Give back every entry exactly as it is written, but not the pictures.

- - -

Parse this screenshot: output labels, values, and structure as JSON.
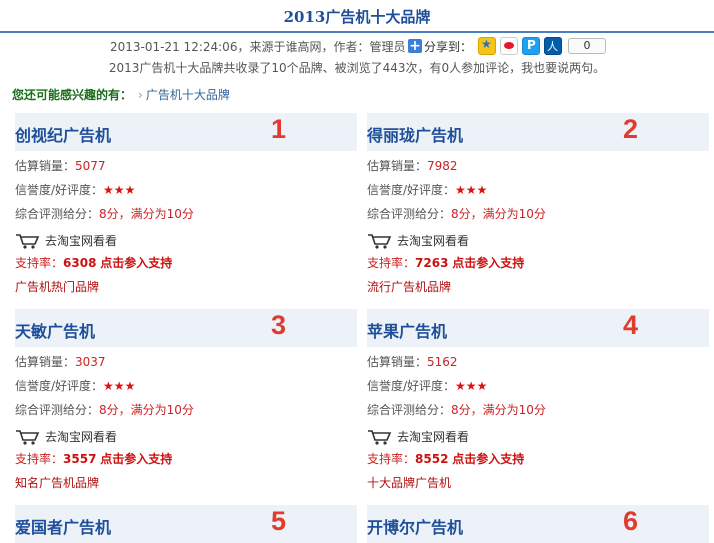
{
  "page_title": "2013广告机十大品牌",
  "meta": {
    "text": "2013-01-21 12:24:06，来源于谁高网，作者：管理员",
    "share_label": "分享到：",
    "share_count": "0"
  },
  "stats": "2013广告机十大品牌共收录了10个品牌、被浏览了443次，有0人参加评论，我也要说两句。",
  "related": {
    "label": "您还可能感兴趣的有：",
    "link": "广告机十大品牌"
  },
  "labels": {
    "sales": "估算销量：",
    "credit": "信誉度/好评度：",
    "rating": "综合评测给分：",
    "rating_suffix": "，满分为10分",
    "taobao": "去淘宝网看看",
    "support": "支持率：",
    "support_action": "点击参入支持"
  },
  "colors": {
    "title_blue": "#1f4f9a",
    "rank_red": "#e23b2e",
    "header_bg": "#edf2f8"
  },
  "brands": [
    {
      "rank": "1",
      "name": "创视纪广告机",
      "sales": "5077",
      "stars": "★★★",
      "score": "8分",
      "support": "6308",
      "tag": "广告机热门品牌"
    },
    {
      "rank": "2",
      "name": "得丽珑广告机",
      "sales": "7982",
      "stars": "★★★",
      "score": "8分",
      "support": "7263",
      "tag": "流行广告机品牌"
    },
    {
      "rank": "3",
      "name": "天敏广告机",
      "sales": "3037",
      "stars": "★★★",
      "score": "8分",
      "support": "3557",
      "tag": "知名广告机品牌"
    },
    {
      "rank": "4",
      "name": "苹果广告机",
      "sales": "5162",
      "stars": "★★★",
      "score": "8分",
      "support": "8552",
      "tag": "十大品牌广告机"
    },
    {
      "rank": "5",
      "name": "爱国者广告机"
    },
    {
      "rank": "6",
      "name": "开博尔广告机"
    }
  ]
}
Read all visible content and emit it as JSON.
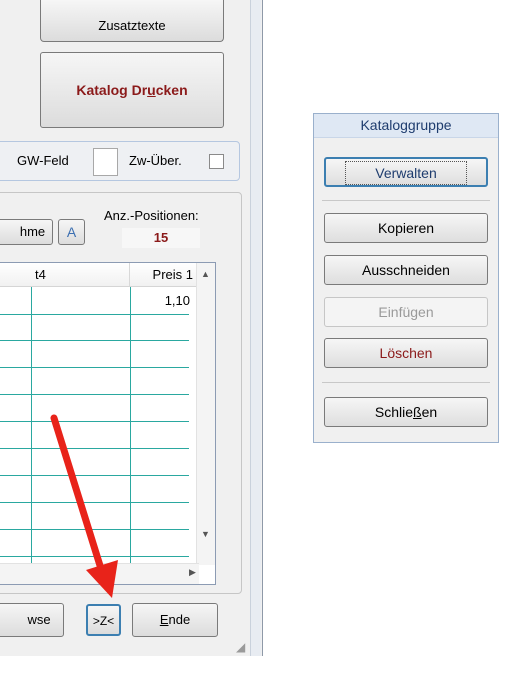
{
  "left_window": {
    "zusatztexte_label": "Zusatztexte",
    "katalog_drucken": {
      "pre": "Katalog Dr",
      "accel": "u",
      "post": "cken"
    },
    "gw_feld_label": "GW-Feld",
    "zw_ueber_label": "Zw-Über.",
    "nahme_button_label": "hme",
    "a_button_label": "A",
    "anz_positionen_label": "Anz.-Positionen:",
    "anz_positionen_value": "15",
    "grid": {
      "headers": [
        "t4",
        "Preis 1"
      ],
      "rows": [
        {
          "preis1": "1,10"
        }
      ]
    },
    "browse_button_label": "wse",
    "z_button_label": ">Z<",
    "ende": {
      "accel": "E",
      "post": "nde"
    }
  },
  "dialog": {
    "title": "Kataloggruppe",
    "verwalten_label": "Verwalten",
    "kopieren_label": "Kopieren",
    "ausschneiden_label": "Ausschneiden",
    "einfuegen_label": "Einfügen",
    "loeschen_label": "Löschen",
    "schliessen": {
      "pre": "Schlie",
      "accel": "ß",
      "post": "en"
    }
  },
  "colors": {
    "accent_red": "#8b1a1a",
    "annotation_arrow": "#e8231a",
    "grid_lines": "#2aa8a0",
    "focus_blue": "#3c7fb1"
  }
}
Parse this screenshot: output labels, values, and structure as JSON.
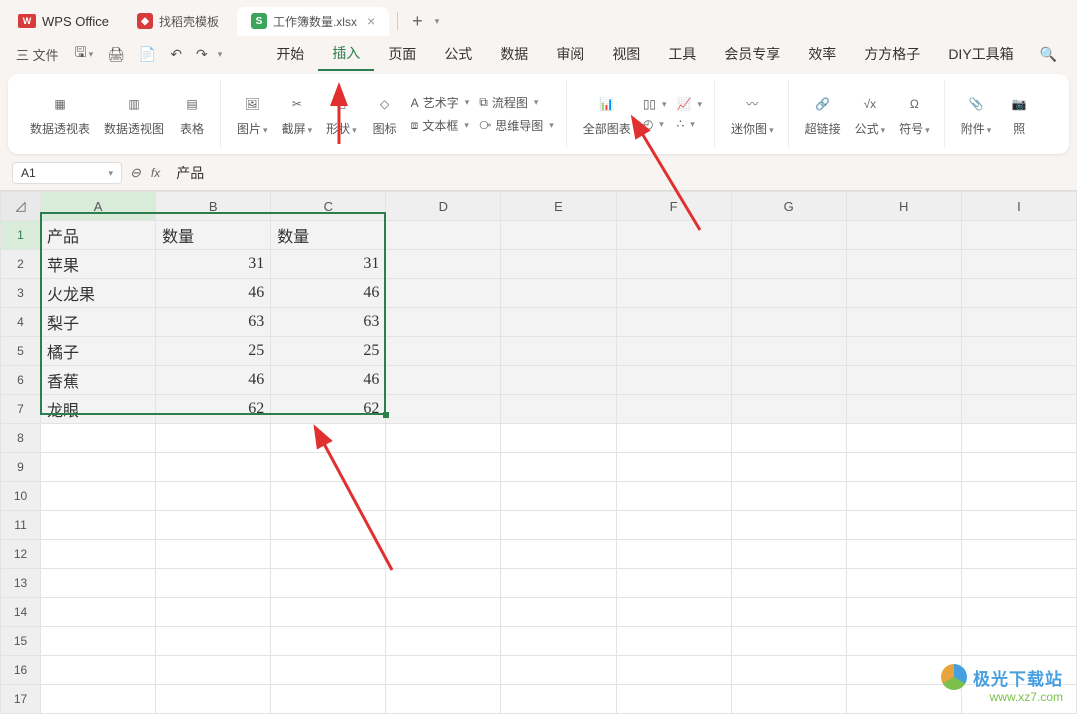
{
  "app": {
    "name": "WPS Office",
    "logo_text": "W"
  },
  "tabs": [
    {
      "icon": "red",
      "icon_text": "",
      "label": "找稻壳模板",
      "active": false
    },
    {
      "icon": "green",
      "icon_text": "S",
      "label": "工作簿数量.xlsx",
      "active": true
    }
  ],
  "menu_left": {
    "file": "三 文件"
  },
  "menu_tabs": [
    "开始",
    "插入",
    "页面",
    "公式",
    "数据",
    "审阅",
    "视图",
    "工具",
    "会员专享",
    "效率",
    "方方格子",
    "DIY工具箱"
  ],
  "menu_active": "插入",
  "ribbon": {
    "pivot_table": "数据透视表",
    "pivot_chart": "数据透视图",
    "table": "表格",
    "image": "图片",
    "screenshot": "截屏",
    "shape": "形状",
    "icon": "图标",
    "art_text": "艺术字",
    "textbox": "文本框",
    "flowchart": "流程图",
    "mindmap": "思维导图",
    "all_charts": "全部图表",
    "sparkline": "迷你图",
    "hyperlink": "超链接",
    "formula": "公式",
    "symbol": "符号",
    "attachment": "附件",
    "camera": "照"
  },
  "cell_ref": "A1",
  "fx_value": "产品",
  "columns": [
    "A",
    "B",
    "C",
    "D",
    "E",
    "F",
    "G",
    "H",
    "I"
  ],
  "rows": 17,
  "data": {
    "headers": [
      "产品",
      "数量",
      "数量"
    ],
    "rows": [
      {
        "p": "苹果",
        "q1": 31,
        "q2": 31
      },
      {
        "p": "火龙果",
        "q1": 46,
        "q2": 46
      },
      {
        "p": "梨子",
        "q1": 63,
        "q2": 63
      },
      {
        "p": "橘子",
        "q1": 25,
        "q2": 25
      },
      {
        "p": "香蕉",
        "q1": 46,
        "q2": 46
      },
      {
        "p": "龙眼",
        "q1": 62,
        "q2": 62
      }
    ]
  },
  "watermark": {
    "title": "极光下载站",
    "url": "www.xz7.com"
  }
}
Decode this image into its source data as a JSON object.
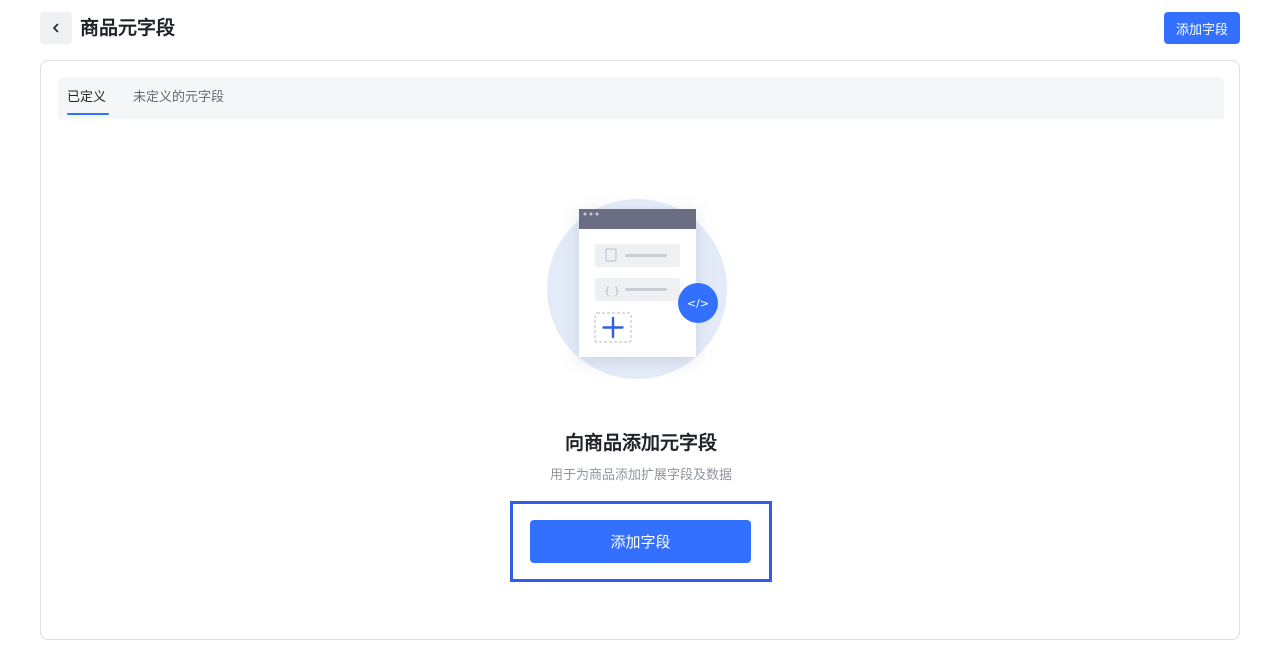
{
  "header": {
    "title": "商品元字段",
    "add_button_label": "添加字段",
    "back_icon": "chevron-left-icon"
  },
  "tabs": [
    {
      "label": "已定义",
      "active": true
    },
    {
      "label": "未定义的元字段",
      "active": false
    }
  ],
  "empty_state": {
    "title": "向商品添加元字段",
    "description": "用于为商品添加扩展字段及数据",
    "button_label": "添加字段",
    "illustration_code_glyph": "</>"
  },
  "colors": {
    "primary": "#3370ff",
    "highlight_border": "#2f5fe9",
    "tab_bar_bg": "#f5f6f8"
  }
}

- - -

Output for this task:
Parse this screenshot: output labels, values, and structure as JSON.
{
  "page_title": "2013广告机十大品牌",
  "meta": {
    "text": "2013-01-21 12:24:06，来源于谁高网，作者：管理员",
    "share_label": "分享到：",
    "share_count": "0"
  },
  "stats": "2013广告机十大品牌共收录了10个品牌、被浏览了443次，有0人参加评论，我也要说两句。",
  "related": {
    "label": "您还可能感兴趣的有：",
    "link": "广告机十大品牌"
  },
  "labels": {
    "sales": "估算销量：",
    "credit": "信誉度/好评度：",
    "rating": "综合评测给分：",
    "rating_suffix": "，满分为10分",
    "taobao": "去淘宝网看看",
    "support": "支持率：",
    "support_action": "点击参入支持"
  },
  "colors": {
    "title_blue": "#1f4f9a",
    "rank_red": "#e23b2e",
    "header_bg": "#edf2f8"
  },
  "brands": [
    {
      "rank": "1",
      "name": "创视纪广告机",
      "sales": "5077",
      "stars": "★★★",
      "score": "8分",
      "support": "6308",
      "tag": "广告机热门品牌"
    },
    {
      "rank": "2",
      "name": "得丽珑广告机",
      "sales": "7982",
      "stars": "★★★",
      "score": "8分",
      "support": "7263",
      "tag": "流行广告机品牌"
    },
    {
      "rank": "3",
      "name": "天敏广告机",
      "sales": "3037",
      "stars": "★★★",
      "score": "8分",
      "support": "3557",
      "tag": "知名广告机品牌"
    },
    {
      "rank": "4",
      "name": "苹果广告机",
      "sales": "5162",
      "stars": "★★★",
      "score": "8分",
      "support": "8552",
      "tag": "十大品牌广告机"
    },
    {
      "rank": "5",
      "name": "爱国者广告机"
    },
    {
      "rank": "6",
      "name": "开博尔广告机"
    }
  ]
}
Read all visible content and emit it as JSON.
{
  "left_window": {
    "zusatztexte_label": "Zusatztexte",
    "katalog_drucken": {
      "pre": "Katalog Dr",
      "accel": "u",
      "post": "cken"
    },
    "gw_feld_label": "GW-Feld",
    "zw_ueber_label": "Zw-Über.",
    "nahme_button_label": "hme",
    "a_button_label": "A",
    "anz_positionen_label": "Anz.-Positionen:",
    "anz_positionen_value": "15",
    "grid": {
      "headers": [
        "t4",
        "Preis 1"
      ],
      "rows": [
        {
          "preis1": "1,10"
        }
      ]
    },
    "browse_button_label": "wse",
    "z_button_label": ">Z<",
    "ende": {
      "accel": "E",
      "post": "nde"
    }
  },
  "dialog": {
    "title": "Kataloggruppe",
    "verwalten_label": "Verwalten",
    "kopieren_label": "Kopieren",
    "ausschneiden_label": "Ausschneiden",
    "einfuegen_label": "Einfügen",
    "loeschen_label": "Löschen",
    "schliessen": {
      "pre": "Schlie",
      "accel": "ß",
      "post": "en"
    }
  },
  "colors": {
    "accent_red": "#8b1a1a",
    "annotation_arrow": "#e8231a",
    "grid_lines": "#2aa8a0",
    "focus_blue": "#3c7fb1"
  }
}
Parse this screenshot: output labels, values, and structure as JSON.
{
  "app": {
    "name": "WPS Office",
    "logo_text": "W"
  },
  "tabs": [
    {
      "icon": "red",
      "icon_text": "",
      "label": "找稻壳模板",
      "active": false
    },
    {
      "icon": "green",
      "icon_text": "S",
      "label": "工作簿数量.xlsx",
      "active": true
    }
  ],
  "menu_left": {
    "file": "三 文件"
  },
  "menu_tabs": [
    "开始",
    "插入",
    "页面",
    "公式",
    "数据",
    "审阅",
    "视图",
    "工具",
    "会员专享",
    "效率",
    "方方格子",
    "DIY工具箱"
  ],
  "menu_active": "插入",
  "ribbon": {
    "pivot_table": "数据透视表",
    "pivot_chart": "数据透视图",
    "table": "表格",
    "image": "图片",
    "screenshot": "截屏",
    "shape": "形状",
    "icon": "图标",
    "art_text": "艺术字",
    "textbox": "文本框",
    "flowchart": "流程图",
    "mindmap": "思维导图",
    "all_charts": "全部图表",
    "sparkline": "迷你图",
    "hyperlink": "超链接",
    "formula": "公式",
    "symbol": "符号",
    "attachment": "附件",
    "camera": "照"
  },
  "cell_ref": "A1",
  "fx_value": "产品",
  "columns": [
    "A",
    "B",
    "C",
    "D",
    "E",
    "F",
    "G",
    "H",
    "I"
  ],
  "rows": 17,
  "data": {
    "headers": [
      "产品",
      "数量",
      "数量"
    ],
    "rows": [
      {
        "p": "苹果",
        "q1": 31,
        "q2": 31
      },
      {
        "p": "火龙果",
        "q1": 46,
        "q2": 46
      },
      {
        "p": "梨子",
        "q1": 63,
        "q2": 63
      },
      {
        "p": "橘子",
        "q1": 25,
        "q2": 25
      },
      {
        "p": "香蕉",
        "q1": 46,
        "q2": 46
      },
      {
        "p": "龙眼",
        "q1": 62,
        "q2": 62
      }
    ]
  },
  "watermark": {
    "title": "极光下载站",
    "url": "www.xz7.com"
  }
}
Decode this image into its source data as a JSON object.
{
  "header": {
    "title": "商品元字段",
    "add_button_label": "添加字段",
    "back_icon": "chevron-left-icon"
  },
  "tabs": [
    {
      "label": "已定义",
      "active": true
    },
    {
      "label": "未定义的元字段",
      "active": false
    }
  ],
  "empty_state": {
    "title": "向商品添加元字段",
    "description": "用于为商品添加扩展字段及数据",
    "button_label": "添加字段",
    "illustration_code_glyph": "</>"
  },
  "colors": {
    "primary": "#3370ff",
    "highlight_border": "#2f5fe9",
    "tab_bar_bg": "#f5f6f8"
  }
}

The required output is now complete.